Instead of fighting each other for no reason, they should stay true to their message of unity and hold meaningful and mature discussions over their policies.”

These debates should be healthy events that facilitate conversations around urgent matters in our country. By no means is it okay for candidates who are members of the same party to cloud their judgments and steer away from inter-party unity. A key moment during the debate came when Senator Cory Booker called for less heated arguments between the candidates because the lack of partisan cooperation would lead to the party’s downfall, reflecting on the aftermath of the 2016 presidential election. In order to beat President Trump in the upcoming election, candidates must realize they still share the same interests when it comes to reforming the country. Instead of fighting each other for no reason, they should stay true to their message of unity and hold meaningful and mature discussions over their policies. In the end, voters will be deciding which candidate not only has the ability to beat Trump but possess vigor and a drive to accomplish the promises they have made on the campaign trail.
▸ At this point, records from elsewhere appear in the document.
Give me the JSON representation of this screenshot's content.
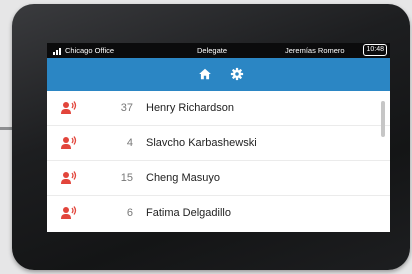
{
  "status_bar": {
    "location": "Chicago Office",
    "mode": "Delegate",
    "user": "Jeremías Romero",
    "time": "10:48"
  },
  "nav": {
    "icons": [
      "home-icon",
      "gear-icon"
    ],
    "bar_color": "#2b86c4"
  },
  "list": {
    "icon": "speaking-person-icon",
    "icon_color": "#e2453b",
    "items": [
      {
        "number": "37",
        "name": "Henry Richardson"
      },
      {
        "number": "4",
        "name": "Slavcho Karbashewski"
      },
      {
        "number": "15",
        "name": "Cheng Masuyo"
      },
      {
        "number": "6",
        "name": "Fatima Delgadillo"
      }
    ]
  }
}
Warren, for instance, spoke of her own ideas and policies brilliantly. Other candidates tried desperately to knock her down and dismantle her cool-headed and calculated responses. Even when the line of attack was directed at her, her responses were precise and she never directly criticized the other candidates with the same negativity they treated her with. Rather than look at the candidate who was contradicting her, she looked out into the crowd, towards the American people who will ultimately decide who is fit to lead them. On the other hand, Buttigieg directly contradicted himself by targeting a fellow candidate. Despite calling for unity within the Democratic Party in regards to “taking down the NRA,” he was aggressive during the debate towards Warren. Buttigieg has a good message, but calling for peace and cooperation within the party when he himself had churned the waters can only be described as ironic. 

Resorting to petty attacks rather than focusing on how to set forth the best policies could collapse the Democratic party.”
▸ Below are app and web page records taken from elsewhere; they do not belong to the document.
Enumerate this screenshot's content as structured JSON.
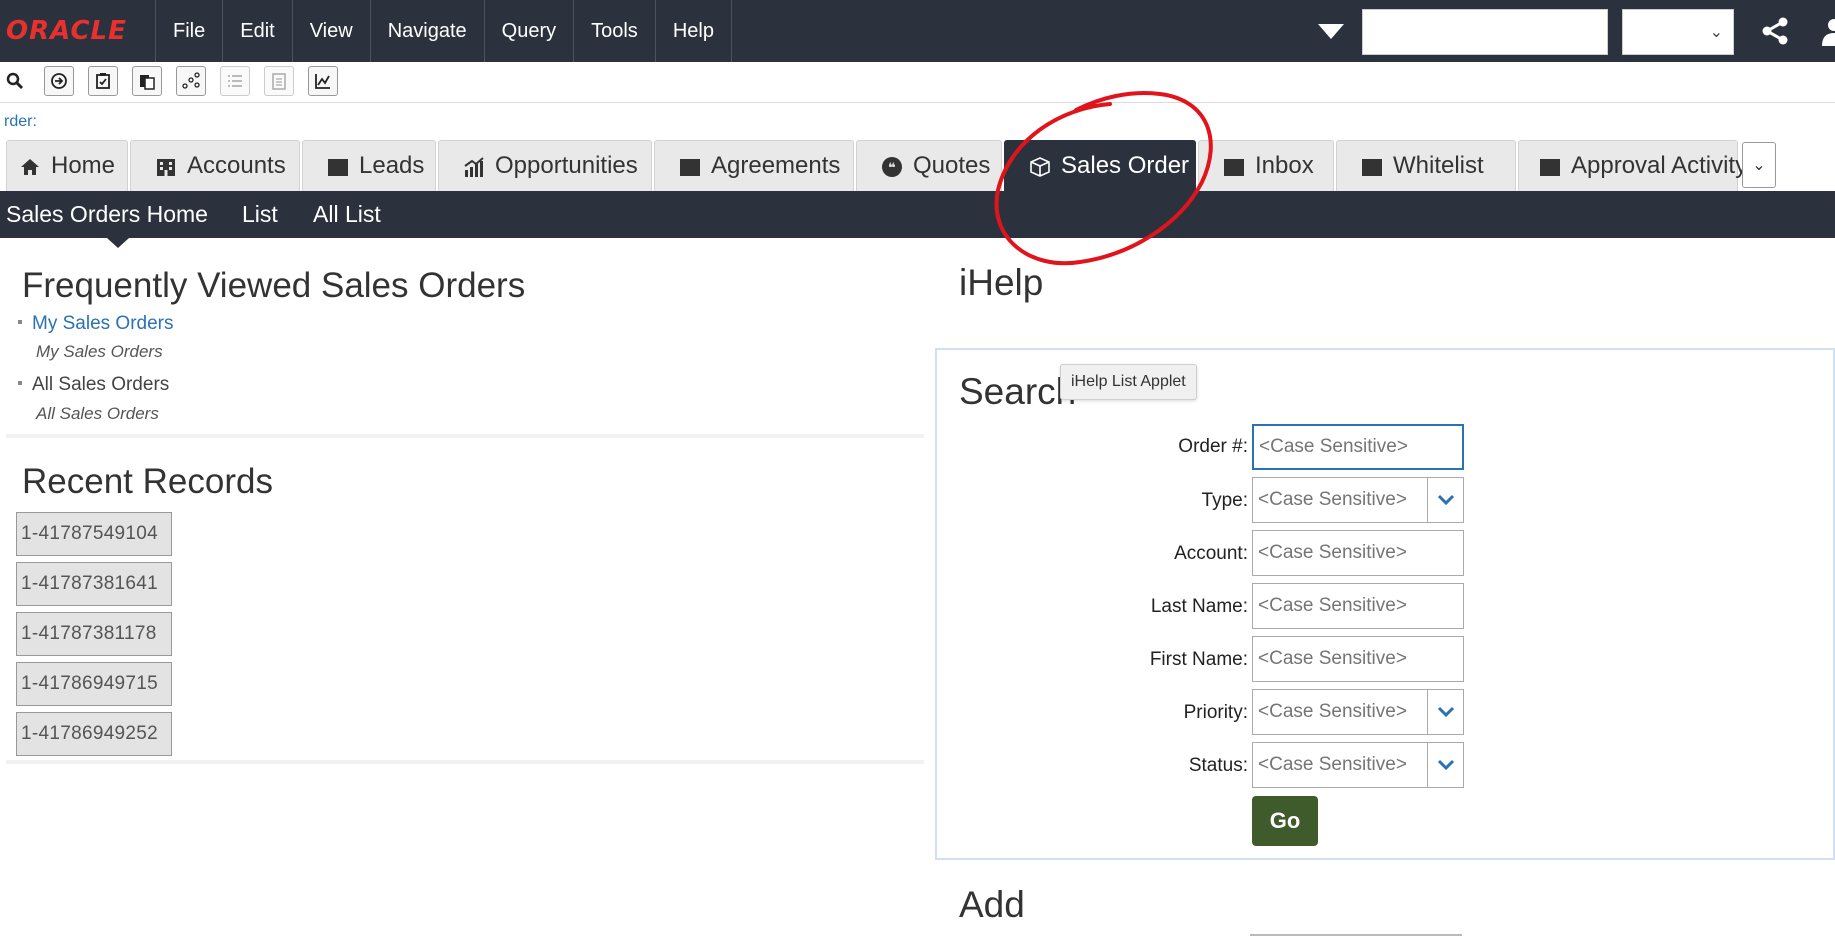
{
  "app": {
    "logo_text": "ORACLE",
    "menus": [
      "File",
      "Edit",
      "View",
      "Navigate",
      "Query",
      "Tools",
      "Help"
    ],
    "search_value": "",
    "select_value": ""
  },
  "toolbar": {
    "buttons": [
      {
        "icon": "search-icon"
      },
      {
        "icon": "go-icon"
      },
      {
        "icon": "task-icon"
      },
      {
        "icon": "clipboard-icon"
      },
      {
        "icon": "connections-icon"
      },
      {
        "icon": "list-icon",
        "disabled": true
      },
      {
        "icon": "document-icon",
        "disabled": true
      },
      {
        "icon": "chart-icon"
      }
    ]
  },
  "breadcrumb": "rder:",
  "tabs": [
    {
      "label": "Home",
      "icon": "home-icon"
    },
    {
      "label": "Accounts",
      "icon": "accounts-icon"
    },
    {
      "label": "Leads",
      "icon": "leads-icon"
    },
    {
      "label": "Opportunities",
      "icon": "opportunities-icon"
    },
    {
      "label": "Agreements",
      "icon": "agreements-icon"
    },
    {
      "label": "Quotes",
      "icon": "quotes-icon"
    },
    {
      "label": "Sales Order",
      "icon": "sales-order-icon",
      "active": true
    },
    {
      "label": "Inbox",
      "icon": "inbox-icon"
    },
    {
      "label": "Whitelist",
      "icon": "whitelist-icon"
    },
    {
      "label": "Approval Activity",
      "icon": "approval-icon"
    }
  ],
  "views": [
    "Sales Orders Home",
    "List",
    "All List"
  ],
  "frequently_viewed": {
    "title": "Frequently Viewed Sales Orders",
    "items": [
      {
        "label": "My Sales Orders",
        "desc": "My Sales Orders"
      },
      {
        "label": "All Sales Orders",
        "desc": "All Sales Orders"
      }
    ]
  },
  "recent_records": {
    "title": "Recent Records",
    "items": [
      "1-41787549104",
      "1-41787381641",
      "1-41787381178",
      "1-41786949715",
      "1-41786949252"
    ]
  },
  "ihelp": {
    "title": "iHelp",
    "tooltip": "iHelp List Applet"
  },
  "search": {
    "title": "Search",
    "fields": [
      {
        "label": "Order #:",
        "placeholder": "<Case Sensitive>"
      },
      {
        "label": "Type:",
        "placeholder": "<Case Sensitive>"
      },
      {
        "label": "Account:",
        "placeholder": "<Case Sensitive>"
      },
      {
        "label": "Last Name:",
        "placeholder": "<Case Sensitive>"
      },
      {
        "label": "First Name:",
        "placeholder": "<Case Sensitive>"
      },
      {
        "label": "Priority:",
        "placeholder": "<Case Sensitive>"
      },
      {
        "label": "Status:",
        "placeholder": "<Case Sensitive>"
      }
    ],
    "go_label": "Go"
  },
  "add": {
    "title": "Add"
  },
  "colors": {
    "menubar": "#2b323d",
    "link": "#2a72b5",
    "go_button": "#3f5a2b",
    "logo": "#e8312f",
    "annotation": "#e0151b"
  }
}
In the ever-changing world of politics, politicians and ideologies are always subject to change. As an individual who will be able to vote in three short years, I want to know that the person running for the highest office in the country will have my best interests and the interests of the American people at heart. Despite their ideological differences, the party should set aside their quarrels and focus on exactly what is best for the party and best for the future of the country. Resorting to petty attacks rather than focusing on how to set forth the best policies could collapse the Democratic party. We need politicians who will help shape a more cohesive nation, not ones who say they want a more equal nation but are only polarizing it further. I hope the candidates see that the only way they can replace President Trump is by not stooping to his level and attacking others in order to seem comparatively better. Hurting one another accomplishes nothing.